[Items from an interface collection]
"""
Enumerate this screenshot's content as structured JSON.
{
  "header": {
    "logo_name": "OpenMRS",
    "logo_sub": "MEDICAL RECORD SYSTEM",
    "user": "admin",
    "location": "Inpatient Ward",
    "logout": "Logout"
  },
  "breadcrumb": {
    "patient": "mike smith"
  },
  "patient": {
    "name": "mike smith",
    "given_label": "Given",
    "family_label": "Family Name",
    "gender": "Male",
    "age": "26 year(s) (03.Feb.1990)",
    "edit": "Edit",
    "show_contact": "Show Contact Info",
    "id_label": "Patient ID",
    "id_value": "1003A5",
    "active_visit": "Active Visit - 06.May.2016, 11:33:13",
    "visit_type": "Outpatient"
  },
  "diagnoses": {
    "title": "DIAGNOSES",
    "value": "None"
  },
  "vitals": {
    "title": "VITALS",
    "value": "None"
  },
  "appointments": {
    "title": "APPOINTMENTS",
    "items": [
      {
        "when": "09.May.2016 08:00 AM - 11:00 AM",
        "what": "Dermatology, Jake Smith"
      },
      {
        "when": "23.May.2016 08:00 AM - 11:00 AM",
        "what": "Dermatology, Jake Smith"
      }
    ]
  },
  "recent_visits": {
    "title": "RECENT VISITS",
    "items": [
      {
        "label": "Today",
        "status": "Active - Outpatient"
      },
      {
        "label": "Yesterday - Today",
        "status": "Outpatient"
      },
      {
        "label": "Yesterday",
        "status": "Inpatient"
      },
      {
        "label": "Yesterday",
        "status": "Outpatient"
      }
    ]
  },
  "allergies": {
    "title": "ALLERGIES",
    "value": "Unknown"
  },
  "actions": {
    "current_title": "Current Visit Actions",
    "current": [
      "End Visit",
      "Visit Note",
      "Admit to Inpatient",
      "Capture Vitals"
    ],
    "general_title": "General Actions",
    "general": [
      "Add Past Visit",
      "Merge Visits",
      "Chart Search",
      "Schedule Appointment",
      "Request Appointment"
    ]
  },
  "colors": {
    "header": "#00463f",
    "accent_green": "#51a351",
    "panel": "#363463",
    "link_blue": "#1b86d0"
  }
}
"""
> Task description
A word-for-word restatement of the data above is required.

> Your response
Enumerate this screenshot's content as structured JSON.
{
  "header": {
    "logo_name": "OpenMRS",
    "logo_sub": "MEDICAL RECORD SYSTEM",
    "user": "admin",
    "location": "Inpatient Ward",
    "logout": "Logout"
  },
  "breadcrumb": {
    "patient": "mike smith"
  },
  "patient": {
    "name": "mike smith",
    "given_label": "Given",
    "family_label": "Family Name",
    "gender": "Male",
    "age": "26 year(s) (03.Feb.1990)",
    "edit": "Edit",
    "show_contact": "Show Contact Info",
    "id_label": "Patient ID",
    "id_value": "1003A5",
    "active_visit": "Active Visit - 06.May.2016, 11:33:13",
    "visit_type": "Outpatient"
  },
  "diagnoses": {
    "title": "DIAGNOSES",
    "value": "None"
  },
  "vitals": {
    "title": "VITALS",
    "value": "None"
  },
  "appointments": {
    "title": "APPOINTMENTS",
    "items": [
      {
        "when": "09.May.2016 08:00 AM - 11:00 AM",
        "what": "Dermatology, Jake Smith"
      },
      {
        "when": "23.May.2016 08:00 AM - 11:00 AM",
        "what": "Dermatology, Jake Smith"
      }
    ]
  },
  "recent_visits": {
    "title": "RECENT VISITS",
    "items": [
      {
        "label": "Today",
        "status": "Active - Outpatient"
      },
      {
        "label": "Yesterday - Today",
        "status": "Outpatient"
      },
      {
        "label": "Yesterday",
        "status": "Inpatient"
      },
      {
        "label": "Yesterday",
        "status": "Outpatient"
      }
    ]
  },
  "allergies": {
    "title": "ALLERGIES",
    "value": "Unknown"
  },
  "actions": {
    "current_title": "Current Visit Actions",
    "current": [
      "End Visit",
      "Visit Note",
      "Admit to Inpatient",
      "Capture Vitals"
    ],
    "general_title": "General Actions",
    "general": [
      "Add Past Visit",
      "Merge Visits",
      "Chart Search",
      "Schedule Appointment",
      "Request Appointment"
    ]
  },
  "colors": {
    "header": "#00463f",
    "accent_green": "#51a351",
    "panel": "#363463",
    "link_blue": "#1b86d0"
  }
}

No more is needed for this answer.